On appeal as a matter of right pursuant to G.S. 7A-30(2) from the decision of the Court of Appeals,
The sole question presented by this appeal is whether the trial court properly allowed defendants' motion for summary judgment.
Plaintiff filed suit on 17 June 1980 to recover damages for the decline in market value of his property allegedly caused by defendants' interference with plaintiff's use, benefit and enjoyment of an easement appurtenant to his land. Plaintiff and defendants own adjoining lots in the Sapona Subdivision in Davidson County. Their lots are located on Indian Wells Circle. Although defendants' lot fronts on Indian Wells Circle, access is provided to that street across an unpaved cul-de-sac, which is the sole means of access to plaintiff's lot. The cul-de-sac also provides access to another lot which is not involved in this suit. Plaintiff's lot lies between the others, and it has no direct frontage on Indian Wells Circle. Each of these lots was sold with an easement appurtenant in the cul-de-sac. This unpaved semi-circular area is not a cul-de-sac in the normal usage of that term because it is not located at the end of a street. Instead, it is located on the side of a paved street and was obviously designed, due to the peculiar triangular shape of the lots, to provide better access for all three lot owners to the paved street.

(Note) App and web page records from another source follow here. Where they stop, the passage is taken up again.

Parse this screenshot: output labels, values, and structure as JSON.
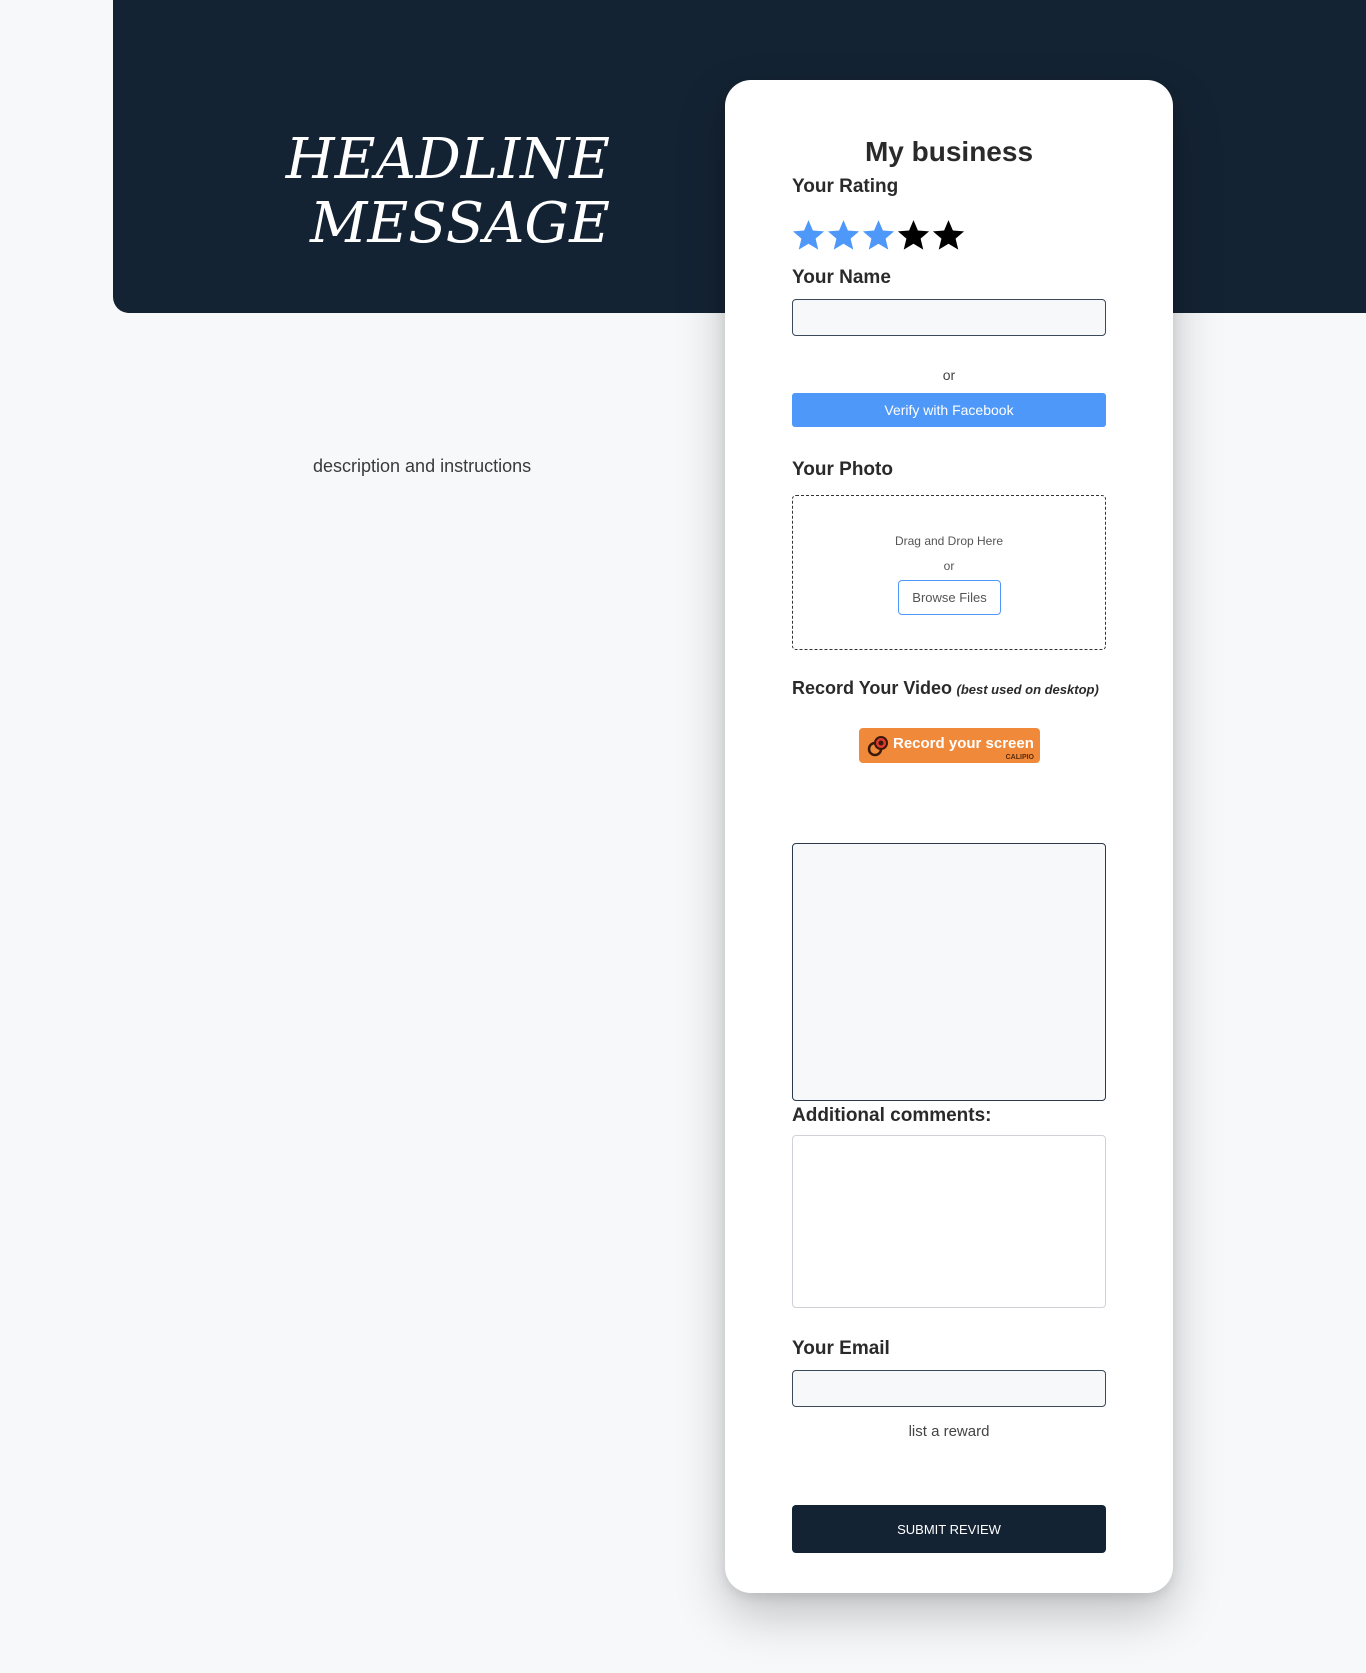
{
  "hero": {
    "headline_line1": "HEADLINE",
    "headline_line2": "MESSAGE",
    "background_color": "#142333"
  },
  "description": "description and instructions",
  "form": {
    "business_name": "My business",
    "rating": {
      "label": "Your Rating",
      "value": 3,
      "max": 5,
      "active_color": "#4e98f9",
      "inactive_color": "#000000",
      "icon": "star-icon"
    },
    "name": {
      "label": "Your Name",
      "value": "",
      "or_text": "or",
      "facebook_button": "Verify with Facebook"
    },
    "photo": {
      "label": "Your Photo",
      "drop_text": "Drag and Drop Here",
      "or_text": "or",
      "browse_button": "Browse Files"
    },
    "video": {
      "label": "Record Your Video",
      "note": "(best used on desktop)",
      "record_button": "Record your screen",
      "brand": "CALIPIO",
      "icon": "record-icon"
    },
    "comments": {
      "label": "Additional comments:",
      "value": ""
    },
    "email": {
      "label": "Your Email",
      "value": "",
      "reward_text": "list a reward"
    },
    "submit_button": "SUBMIT REVIEW"
  }
}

Sometime during the summer of 1979 defendants had constructed across the cul-de-sac a sixteen-foot wide concrete driveway which connected their lot with Indian Wells Circle. Defendants did not obtain plaintiff's consent before constructing the driveway, and plaintiff alleged that the concrete driveway deprived him of his use of the easement and, therefore, his access to his lot and rendered his lot worthless. He prayed for damages in the amount of the fair market value of the lot before the driveway was constructed and asked that defendants be enjoined from obstructing the easement.
Defendants' answer admitted construction of the driveway across the cul-de-sac but alleged that the cul-de-sac had been dedicated to public use. Defendants denied that their driveway restricted plaintiff's access to his lot or caused a diminution in the value of plaintiff's lot. Defendants also claimed that plaintiff's suit was a "spite action" filed against them to retaliate for their refusal to buy plaintiff's lot.
Defendants filed a motion for summary judgment and averred in a supporting affidavit that no obstruction to plaintiff's access to his lot resulted from paving of the driveway because any
portion of the driveway located in the cul-de-sac was dedicated to public use and plaintiff had the same use of the cul-de-sac and that portion of the driveway in the cul-de-sac as defendants, and that plaintiff had suffered no damages. Defendants also submitted the affidavits of two experienced realtors who averred that no damage to plaintiff's lot resulted from the construction of the driveway.
Plaintiff also moved for summary judgment. Plaintiff filed an affidavit which repeated in substance the allegations of his complaint: (1) that the driveway is constructed across the cul-de-sac and has decreased and restricted his access from the street to the extent that he does not have reasonable and adequate access to his property and (2) that due to the lack of access his lot is practically worthless. Other affidavits submitted by plaintiff concerned the location of the driveway and whether the cul-de-sac had been dedicated to public use.
On the basis of the pleadings and affidavits submitted in support of the summary judgment motions, the trial court found that no genuine issue of material fact existed and that defendants were entitled to judgment as a matter of law and allowed defendants' motion for summary judgment. Plaintiff appealed to the Court of Appeals. That court, in an opinion by Judge Hill in which Judge Whichard concurred, reversed the entry of summary judgment and remanded for trial. The majority believed that plaintiff had "forecast a genuine issue of material fact as to the change in access and its attendant effect upon the value of plaintiff's lot." Judge Hedrick dissented. He noted that plaintiff's forecast of evidence contained no allegations or evidence of specific facts "as to how the concrete driveway . . . interferes with plaintiff's use of the easement." Judge Hedrick ...